**REQUIRED ACTION:**
Although the records contain pictures, repeat only the text of every line exactly.

**TASK DATA:**
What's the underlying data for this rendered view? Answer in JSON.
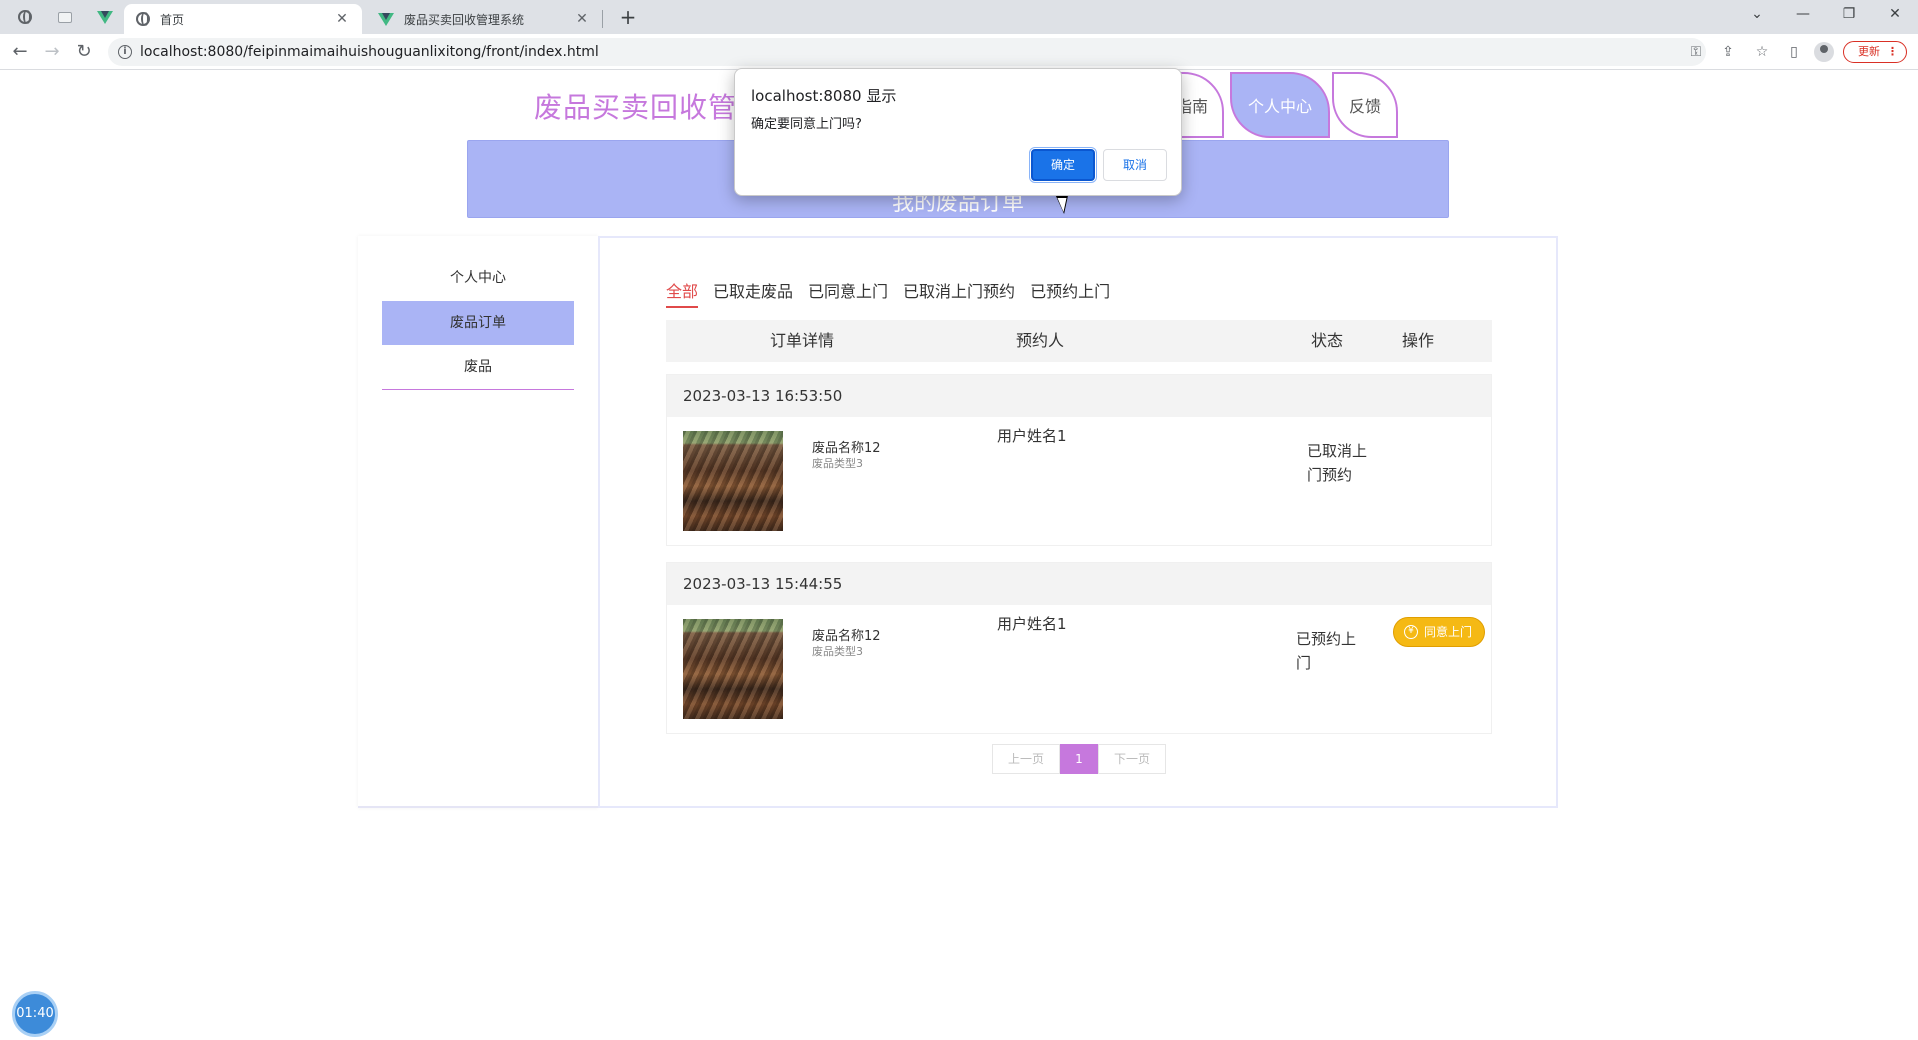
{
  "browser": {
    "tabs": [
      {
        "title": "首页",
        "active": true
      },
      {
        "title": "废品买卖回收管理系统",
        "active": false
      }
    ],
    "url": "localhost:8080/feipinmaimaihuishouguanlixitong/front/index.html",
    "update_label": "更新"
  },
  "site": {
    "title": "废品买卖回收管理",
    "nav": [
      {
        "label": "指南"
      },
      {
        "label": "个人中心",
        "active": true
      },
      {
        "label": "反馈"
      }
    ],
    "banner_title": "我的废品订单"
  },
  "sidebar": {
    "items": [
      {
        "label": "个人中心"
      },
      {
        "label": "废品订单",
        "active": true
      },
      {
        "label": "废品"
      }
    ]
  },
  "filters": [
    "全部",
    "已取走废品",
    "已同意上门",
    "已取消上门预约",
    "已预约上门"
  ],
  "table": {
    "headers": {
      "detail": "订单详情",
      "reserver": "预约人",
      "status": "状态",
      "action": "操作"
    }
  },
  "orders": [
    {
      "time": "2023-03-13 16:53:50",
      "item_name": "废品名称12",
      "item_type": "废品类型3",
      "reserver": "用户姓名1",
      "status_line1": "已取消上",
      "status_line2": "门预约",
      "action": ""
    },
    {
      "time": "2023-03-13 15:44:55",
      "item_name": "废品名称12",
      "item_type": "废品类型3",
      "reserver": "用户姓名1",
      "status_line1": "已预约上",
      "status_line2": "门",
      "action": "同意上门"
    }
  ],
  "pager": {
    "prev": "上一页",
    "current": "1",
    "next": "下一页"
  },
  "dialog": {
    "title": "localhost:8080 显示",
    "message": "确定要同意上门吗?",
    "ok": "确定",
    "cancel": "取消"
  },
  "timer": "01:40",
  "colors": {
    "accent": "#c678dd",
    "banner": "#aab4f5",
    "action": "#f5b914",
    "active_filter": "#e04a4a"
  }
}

**ANSWER SPACE:**
What's the underlying data for this rendered view? Answer in JSON.
{
  "browser": {
    "tabs": [
      {
        "title": "首页",
        "active": true
      },
      {
        "title": "废品买卖回收管理系统",
        "active": false
      }
    ],
    "url": "localhost:8080/feipinmaimaihuishouguanlixitong/front/index.html",
    "update_label": "更新"
  },
  "site": {
    "title": "废品买卖回收管理",
    "nav": [
      {
        "label": "指南"
      },
      {
        "label": "个人中心",
        "active": true
      },
      {
        "label": "反馈"
      }
    ],
    "banner_title": "我的废品订单"
  },
  "sidebar": {
    "items": [
      {
        "label": "个人中心"
      },
      {
        "label": "废品订单",
        "active": true
      },
      {
        "label": "废品"
      }
    ]
  },
  "filters": [
    "全部",
    "已取走废品",
    "已同意上门",
    "已取消上门预约",
    "已预约上门"
  ],
  "table": {
    "headers": {
      "detail": "订单详情",
      "reserver": "预约人",
      "status": "状态",
      "action": "操作"
    }
  },
  "orders": [
    {
      "time": "2023-03-13 16:53:50",
      "item_name": "废品名称12",
      "item_type": "废品类型3",
      "reserver": "用户姓名1",
      "status_line1": "已取消上",
      "status_line2": "门预约",
      "action": ""
    },
    {
      "time": "2023-03-13 15:44:55",
      "item_name": "废品名称12",
      "item_type": "废品类型3",
      "reserver": "用户姓名1",
      "status_line1": "已预约上",
      "status_line2": "门",
      "action": "同意上门"
    }
  ],
  "pager": {
    "prev": "上一页",
    "current": "1",
    "next": "下一页"
  },
  "dialog": {
    "title": "localhost:8080 显示",
    "message": "确定要同意上门吗?",
    "ok": "确定",
    "cancel": "取消"
  },
  "timer": "01:40",
  "colors": {
    "accent": "#c678dd",
    "banner": "#aab4f5",
    "action": "#f5b914",
    "active_filter": "#e04a4a"
  }
}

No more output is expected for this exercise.